You are familiar with some of Mother Nature's music already. Birds are the best at it, with human music and singing monkeys and other animals trailing behind. But there's natural music produced by non-living phenomena, if we take the time to properly harness and listen to it.
The stainless steel Venture Grant Aeolian Harp at the University of South Carolina has ten musical strings ranging up to 8 feet long connected to electronic pickups. Smaller Aeolian harps can be placed in windows or gardens. You can even make your own!
Different ways to make music with nature, after the jump.
The Great Stalacpipe Organ
The Great Stalacpipe Organ is the world's largest musical instrument, deep underground in Luray Caverns in Virginia. Rubber-tipped mallets tap the caves natural stalactites and produce musical tones. Stalactites that produce the exact tones needed cover 3.5 acres! Listen to the organ.

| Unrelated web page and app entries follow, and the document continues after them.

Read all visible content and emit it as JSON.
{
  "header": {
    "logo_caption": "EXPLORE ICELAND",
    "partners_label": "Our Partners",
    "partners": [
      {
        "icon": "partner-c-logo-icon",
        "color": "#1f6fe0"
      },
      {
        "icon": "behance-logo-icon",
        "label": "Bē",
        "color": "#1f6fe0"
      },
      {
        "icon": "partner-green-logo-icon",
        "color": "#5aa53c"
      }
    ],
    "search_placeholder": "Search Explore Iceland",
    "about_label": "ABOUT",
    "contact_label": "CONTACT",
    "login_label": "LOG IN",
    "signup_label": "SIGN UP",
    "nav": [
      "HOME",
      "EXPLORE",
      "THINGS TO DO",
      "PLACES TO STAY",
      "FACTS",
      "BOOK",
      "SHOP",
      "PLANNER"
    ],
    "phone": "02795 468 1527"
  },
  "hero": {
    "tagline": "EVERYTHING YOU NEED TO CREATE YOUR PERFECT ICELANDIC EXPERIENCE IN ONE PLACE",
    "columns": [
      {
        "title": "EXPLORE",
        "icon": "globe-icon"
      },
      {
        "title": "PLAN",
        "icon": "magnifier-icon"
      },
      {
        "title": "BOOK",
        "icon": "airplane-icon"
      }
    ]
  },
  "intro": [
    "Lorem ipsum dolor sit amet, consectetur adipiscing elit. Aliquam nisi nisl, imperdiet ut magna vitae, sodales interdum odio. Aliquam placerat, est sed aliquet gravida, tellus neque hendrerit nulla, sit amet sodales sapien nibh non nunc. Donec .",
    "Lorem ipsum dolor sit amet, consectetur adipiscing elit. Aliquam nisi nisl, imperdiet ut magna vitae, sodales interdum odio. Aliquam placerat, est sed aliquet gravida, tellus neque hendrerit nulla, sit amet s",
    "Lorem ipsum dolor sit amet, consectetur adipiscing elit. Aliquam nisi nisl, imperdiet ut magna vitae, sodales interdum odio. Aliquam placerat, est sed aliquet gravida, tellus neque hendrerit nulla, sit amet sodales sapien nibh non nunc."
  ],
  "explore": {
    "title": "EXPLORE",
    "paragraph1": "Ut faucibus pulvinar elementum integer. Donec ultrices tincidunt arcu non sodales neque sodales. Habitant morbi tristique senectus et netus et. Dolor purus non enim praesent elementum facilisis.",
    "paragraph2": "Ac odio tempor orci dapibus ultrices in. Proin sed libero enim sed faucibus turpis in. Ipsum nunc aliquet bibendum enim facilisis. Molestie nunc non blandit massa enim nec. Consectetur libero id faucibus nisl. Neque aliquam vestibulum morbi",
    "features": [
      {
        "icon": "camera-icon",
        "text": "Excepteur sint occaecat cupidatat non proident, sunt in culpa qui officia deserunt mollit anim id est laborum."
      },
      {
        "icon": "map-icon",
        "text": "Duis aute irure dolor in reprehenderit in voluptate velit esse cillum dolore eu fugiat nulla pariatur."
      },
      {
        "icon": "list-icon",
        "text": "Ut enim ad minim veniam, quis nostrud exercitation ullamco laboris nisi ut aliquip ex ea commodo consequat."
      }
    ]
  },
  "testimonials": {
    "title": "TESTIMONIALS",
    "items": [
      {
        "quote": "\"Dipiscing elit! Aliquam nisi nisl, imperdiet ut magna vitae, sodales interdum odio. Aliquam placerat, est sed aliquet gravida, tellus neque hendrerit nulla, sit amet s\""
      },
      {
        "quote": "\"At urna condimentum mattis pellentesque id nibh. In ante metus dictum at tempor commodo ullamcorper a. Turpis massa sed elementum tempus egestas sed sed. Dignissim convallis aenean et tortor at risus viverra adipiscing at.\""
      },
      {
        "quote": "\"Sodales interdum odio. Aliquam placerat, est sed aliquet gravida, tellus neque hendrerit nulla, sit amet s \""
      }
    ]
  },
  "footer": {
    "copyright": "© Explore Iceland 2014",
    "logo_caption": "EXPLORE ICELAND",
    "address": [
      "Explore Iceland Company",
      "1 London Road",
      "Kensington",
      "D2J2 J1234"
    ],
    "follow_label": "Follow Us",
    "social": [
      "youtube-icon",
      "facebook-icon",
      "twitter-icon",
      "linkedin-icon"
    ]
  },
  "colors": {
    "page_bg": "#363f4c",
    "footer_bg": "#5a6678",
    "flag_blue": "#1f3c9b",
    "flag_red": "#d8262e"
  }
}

The Wave Organ
The Wave Organ, a part of the Exploratorium in San Francisco, is a concrete and granite seaside sculpture that include 25 organ pipes. The pipes are activated by the action of the waves.
The Sea Organ
The Sea Organ in Zadar, Croatia also uses the idea of wave-activated organ pipes. The 35 pipes beneath the steps are connected to whistle openings on top. The pipes are tuned to create harmonic chords instead of single notes. See and hear the effect at YouTube.
Musical tones are not limited to Mother Earth. Our sun has coils of electrified gas that carry acoustic waves. The effect is like plucking a guitar string, sending booms into the cosmos that dissipate within an hour. BLDGBLOG has more, with a link to an audio clip of the suns coronal booms.
Nature's music comes to us from even further away. A black hole in the Perseus Cluster is emitting sound waves. The tone is B flat, 57 octaves below middle C. What that may mean is anybody's guess.
Update: Commenter Cameron suggested you also check out Ringing Rocks State Park in Pennsylvania, where the natural rocks make a ringing sound when struck by a hammer!